Apothecaries

Apothecary

If a person knew what was wrong and merely required a cure, they could visit the apothecary.  These were early pharmacists who made medicines, salves, and potions, and also gave out advice on surgery and midwifery.  Their tonics consisted of herbs, minerals, animal parts, urine, honey, and a variety of fats.

Cunning Men and Wise Women

Cunning Folk

If you could not afford any of the above, a cure might be found with a folk-healer.  Cunning men and wise women used magic, prayer, herbal lore, and family experience to tackle the everyday ailments of the townsfolk, villagers, farmers, and their livestock.  They were cheaper than apothecaries and could be paid by trading goods instead of money.  The cunning folk also provided an array of services for specific problems that could be dealt with very discretely – contraceptive powders, abortion, love potions, impotence cures, and poisons.

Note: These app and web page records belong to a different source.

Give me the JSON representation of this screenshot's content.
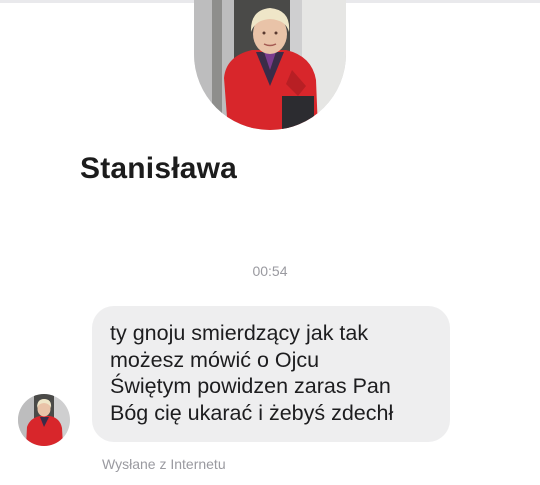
{
  "contact": {
    "name": "Stanisława",
    "avatar_icon": "profile-photo"
  },
  "conversation": {
    "timestamp": "00:54"
  },
  "message": {
    "text": "ty gnoju smierdzący jak tak\nmożesz mówić o Ojcu\nŚwiętym powidzen zaras Pan\nBóg cię ukarać i żebyś zdechł",
    "status": "Wysłane z Internetu",
    "sender_avatar_icon": "profile-photo"
  },
  "colors": {
    "bubble": "#eeeeef",
    "jacket": "#d8262b",
    "meta_text": "#9a9aa0"
  }
}
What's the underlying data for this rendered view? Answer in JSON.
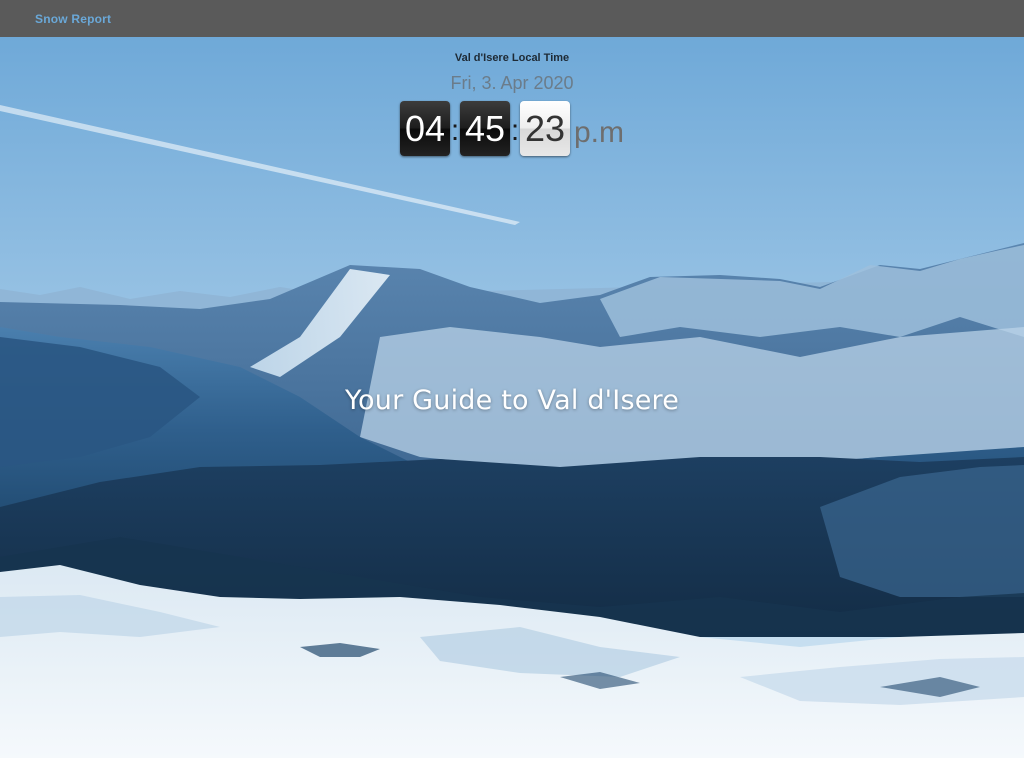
{
  "nav": {
    "snow_report_label": "Snow Report"
  },
  "clock": {
    "title": "Val d'Isere Local Time",
    "date": "Fri, 3. Apr 2020",
    "hours": "04",
    "minutes": "45",
    "seconds": "23",
    "separator": ":",
    "period": "p.m"
  },
  "hero": {
    "tagline": "Your Guide to Val d'Isere"
  },
  "colors": {
    "topbar": "#5a5a5a",
    "link": "#6aa8d8",
    "sky": "#7fb6e0"
  }
}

Some of the more unfortunate – or unpopular – cunning folk got caught up in the witch hunts that swept across Europe throughout that period.  But when people began realizing these healers were not only useful, but necessary, new regulations appeared that differentiated between good magic and bad.  Lighter sentences were handed out – time spent in the pillory or jail – and capital punishment was only awarded to witches – those in league with demons, who conjured up devils or committed murder.

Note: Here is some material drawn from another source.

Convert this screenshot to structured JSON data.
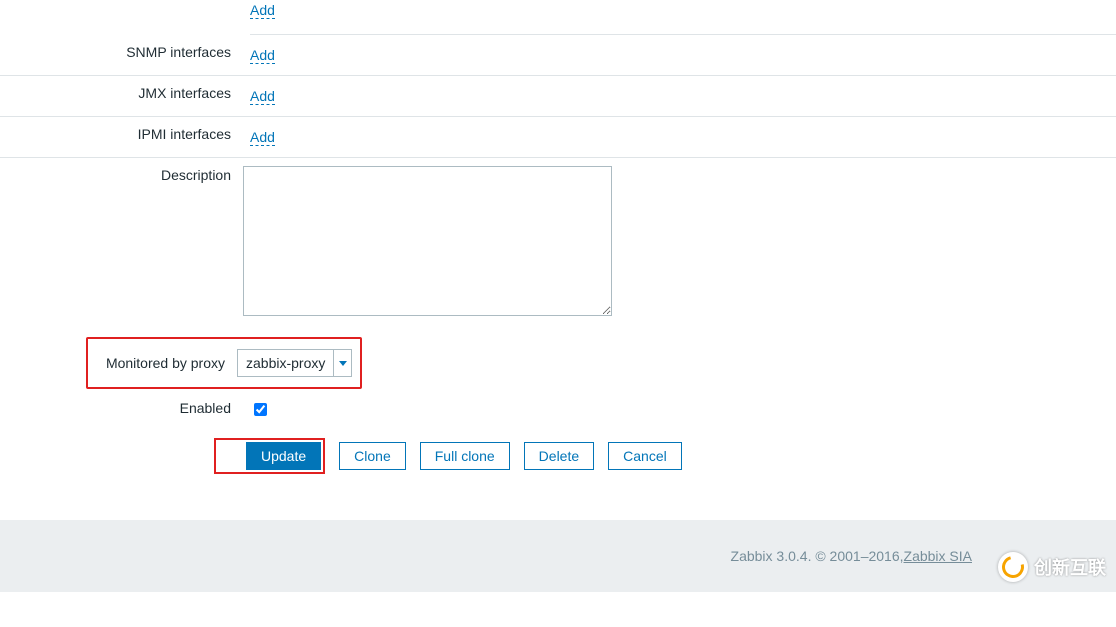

By the end of the Seventeenth Century extensive advancements had been made.  William Harvey discovered how the heart controls blood circulation in the body; Ambroise Pare made important breakthroughs for treating war wounds; Marcello Malpighi invented the microscope; and the first blood transfusions were carried out at the Royal Society in London.  But it took a great many years for these advancements to permeate throughout England.  In the meantime, the common people continued to pray and turn to the wise women for help!

 

Love Potions

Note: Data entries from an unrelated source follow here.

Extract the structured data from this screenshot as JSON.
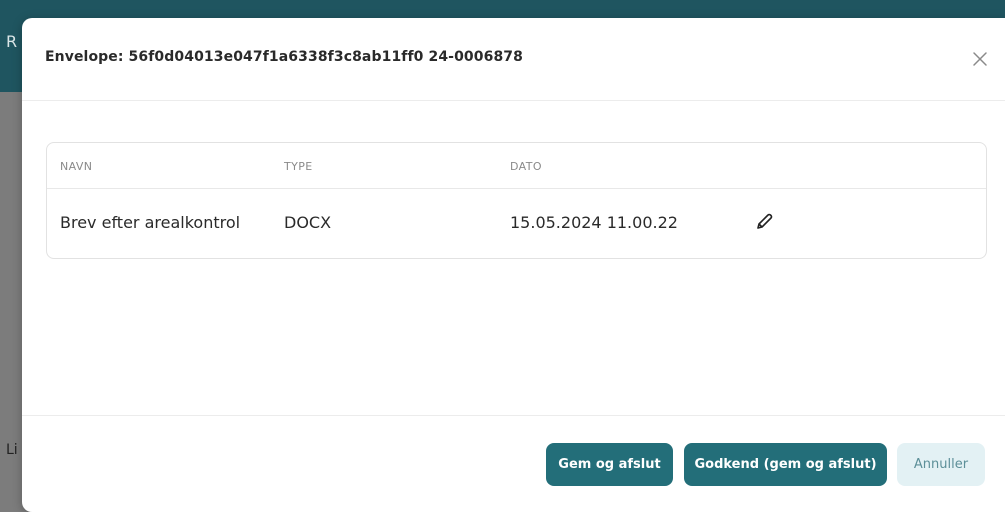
{
  "background": {
    "header_fragment": "R",
    "body_fragment": "Li"
  },
  "modal": {
    "title": "Envelope: 56f0d04013e047f1a6338f3c8ab11ff0 24-0006878",
    "close_icon": "close-icon"
  },
  "table": {
    "headers": [
      "NAVN",
      "TYPE",
      "DATO"
    ],
    "rows": [
      {
        "navn": "Brev efter arealkontrol",
        "type": "DOCX",
        "dato": "15.05.2024 11.00.22",
        "action_icon": "pencil-icon"
      }
    ]
  },
  "footer": {
    "save_label": "Gem og afslut",
    "approve_label": "Godkend (gem og afslut)",
    "cancel_label": "Annuller"
  },
  "colors": {
    "primary": "#236e79",
    "secondary_bg": "#e3f1f4",
    "secondary_text": "#5c8f98",
    "backdrop": "#7c7c7c"
  }
}
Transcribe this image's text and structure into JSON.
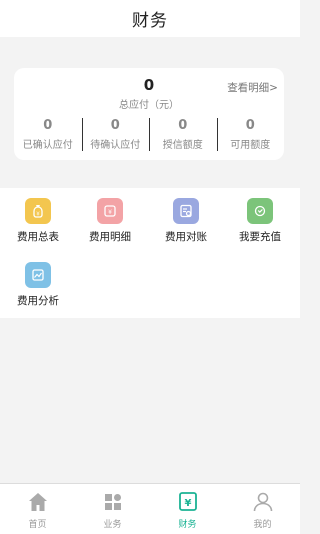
{
  "header": {
    "title": "财务"
  },
  "summary": {
    "total_value": "0",
    "total_label": "总应付（元）",
    "detail_link": "查看明细>",
    "stats": [
      {
        "value": "0",
        "label": "已确认应付"
      },
      {
        "value": "0",
        "label": "待确认应付"
      },
      {
        "value": "0",
        "label": "授信额度"
      },
      {
        "value": "0",
        "label": "可用额度"
      }
    ]
  },
  "menu": {
    "items": [
      {
        "label": "费用总表",
        "icon": "money-bag-icon",
        "color": "#f3c64f"
      },
      {
        "label": "费用明细",
        "icon": "ticket-icon",
        "color": "#f3a3a6"
      },
      {
        "label": "费用对账",
        "icon": "reconcile-icon",
        "color": "#9aa8e0"
      },
      {
        "label": "我要充值",
        "icon": "recharge-icon",
        "color": "#7cc47a"
      },
      {
        "label": "费用分析",
        "icon": "analysis-icon",
        "color": "#7fc1e6"
      }
    ]
  },
  "tabbar": {
    "active_color": "#1bb394",
    "inactive_color": "#aaaaaa",
    "items": [
      {
        "label": "首页",
        "icon": "home-icon",
        "active": false
      },
      {
        "label": "业务",
        "icon": "grid-icon",
        "active": false
      },
      {
        "label": "财务",
        "icon": "finance-icon",
        "active": true
      },
      {
        "label": "我的",
        "icon": "user-icon",
        "active": false
      }
    ]
  }
}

Night hearts

The topic for this Valentine’s week is love potions!  What are they made from?  Who uses them?  Do they work?

In Wicked Enchantments, Joyce Froome describes an array of magical charms used throughout the ages and recorded in the Museum of Witchcraft in Cornwall, England.  These include: sticking a certain number of pins into an apple or onion while chanting a rhyme; specific astrological symbols engraved on a box as a love talisman; carrying henbane root to make you appear more attractive; piercing knotted cords with pins; throwing salt on the fire while reciting a chant on three consecutive Fridays;  melting a wax heart over a hot tile while casting a charm that will bind the lover to your will;  and pushing pins in the sleeve with a prayer for each one so you will dream of your future spouse.  And quoting from The Book of Secrets of Albertus Magnus, Froome explains that a typical magical drink contained items such as periwinkle, houseleek,  and earthworms!

Candle hearts

Over the centuries love potions have appealed to young women in search of a husband; those who’ve lost their sweethearts and wish to lure them back; lovers in search of willing bed partners; and insecure people needing outside support, especially when they’ve already been rebuffed.  Cunning folk were only to happy to oblige and had a fifty-fifty chance of providing satisfaction, though of course they were conjuring up sexual allure and attraction, rather than genuine love.

There is some scientific research suggesting that modern-day “love potions” may actually affect human mood  – for example, those based on odors containing jasmine, rose, and vanilla.  Smells can trigger pheromones and create longing, attraction, or remind the person of happy erotic memories from their past.  Several products on the market contain chemical pheromones which supposedly make the wearer sexually irresistible.  Likewise, in the time before Viagra, certain herbs were used to increase the blood flow and stimulate arousal.  But did they really work?  What do you think?

Source:

Froome, Joyce. Wicked Enchantments: A History of the Pendle Witches and Their Magic (Lancaster: Carnegie, 2010)